Social marketing has come of age. Today, we are a legitimate discipline with a wealth of empirical evidence that manifestly demonstrates the ability to bring about behaviour changes for the greater good. As social marketers, we are rapidly expanding the horizons, with a growing interest in the labyrinth of systems that influence the chosen social causes. We have become brave and bold, but is the study now running the risk of romanticising the work and ourselves? It is time to recalibrate, to take stock and to address the elephants in the social marketing room.
Expanding on my Change 2020 Driving Systems Change panel presentation, this viewpoint article is a provocation, a think piece, centred around two observed phenomena.
The first phenomenon observed is the many identities of the contemporary social marketer – hackers, change agents, heroes, political power brokers and master puppeteers. The second phenomenon observed is the accelerated interest in systems thinking for which the author propose three preconditions are needed – an awareness of the system(s); an acknowledgement that this study is a part of the system(s) and the need to decolonise social marketing.
This article poses challenging questions but offers no solutions as to how social marketers should, could or do square up our blind spots, make peace with our paradoxes or unblinker the views.
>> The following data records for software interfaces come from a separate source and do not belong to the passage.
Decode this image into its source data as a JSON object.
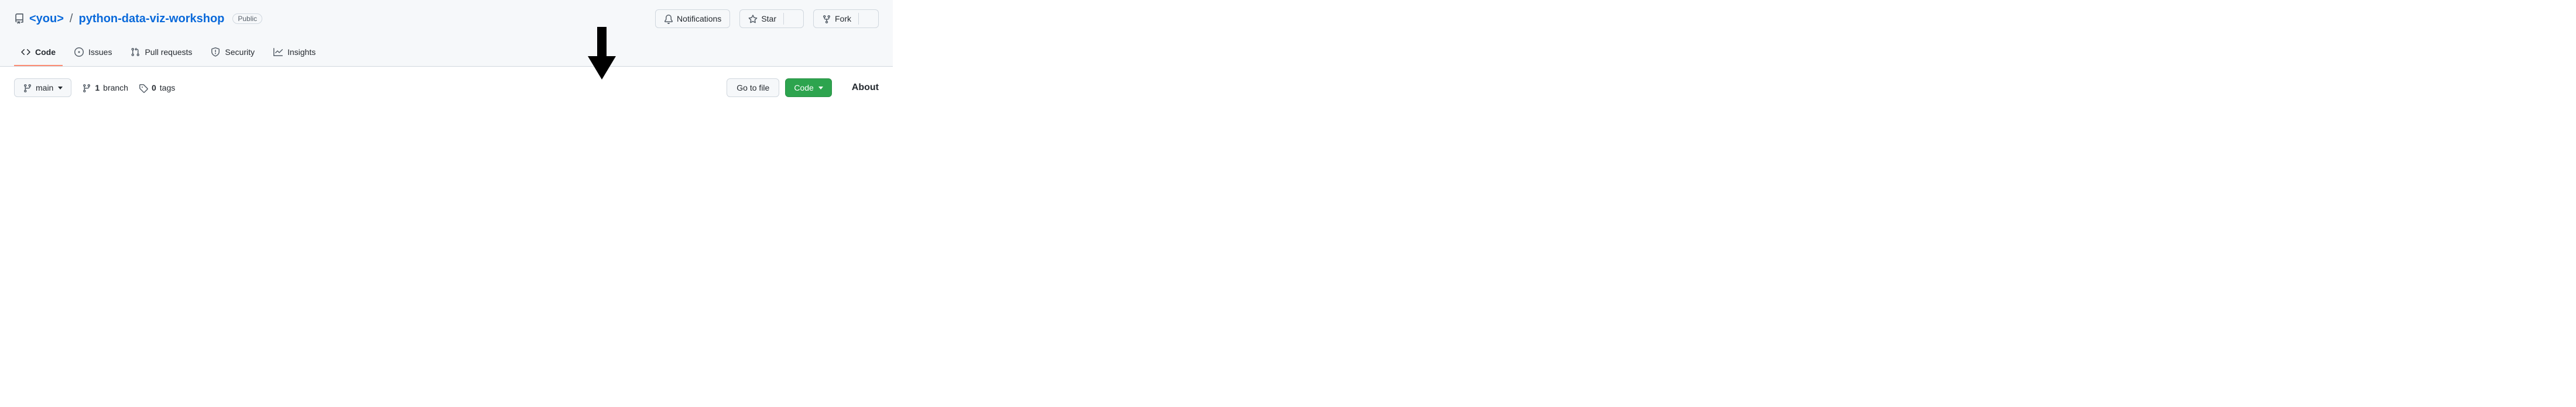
{
  "repo": {
    "owner": "<you>",
    "slash": "/",
    "name": "python-data-viz-workshop",
    "visibility": "Public"
  },
  "actions": {
    "notifications": "Notifications",
    "star": "Star",
    "fork": "Fork"
  },
  "tabs": {
    "code": "Code",
    "issues": "Issues",
    "pull_requests": "Pull requests",
    "security": "Security",
    "insights": "Insights"
  },
  "toolbar": {
    "branch": "main",
    "branch_count": "1",
    "branch_label": "branch",
    "tags_count": "0",
    "tags_label": "tags",
    "go_to_file": "Go to file",
    "code_button": "Code"
  },
  "sidebar": {
    "about_heading": "About"
  }
}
Not only would it be naïve to proffer solutions but it would also stifle the growth of you, the reader, in your journey to becoming an integrated person and woke social marketing professional.
Given the form of functional differentiation of modern society, a far-reaching coordination of functional systems as a dissolution of their heterarchical relationship to…
Given the form of functional differentiation of modern society, a far-reaching coordination of functional systems as a dissolution of their heterarchical relationship to each other, as was apparently possible in the social “lockdown” during the corona pandemic, should have been extremely unlikely. The purpose of this study is to explain how this was nevertheless achieved.
From the perspective of systems theory, social action in principle does not present itself as a problem but as a solution to (latent) social problems. In the sociological analysis presented here, it is therefore precisely a matter of uncovering or pointing out those (changed) social structures in which a social “lockdown” appears as a solution.
The paper explains that with the emergence of social media through applications such as Facebook, Instagram, Twitter, and TikTok, a new force is establishing itself at the level of society as a system. It is one that is characterized by being highly vulnerable to moral communication. A susceptibility to morality manifests, on the one hand, through an individual differentiation of society made possible by social media – for example, in the emerging Chinese social credit system – and, on the other hand, through the specific communicative structures of the social media themselves. It is argued that social media, in the form of a moral authority with a lasting effect on society as a whole, make a significant contribution to realizing the social “lockdown.”
The originality of the paper results from the fact that the emergence of a new social phenomenon (“lockdown”) is explained.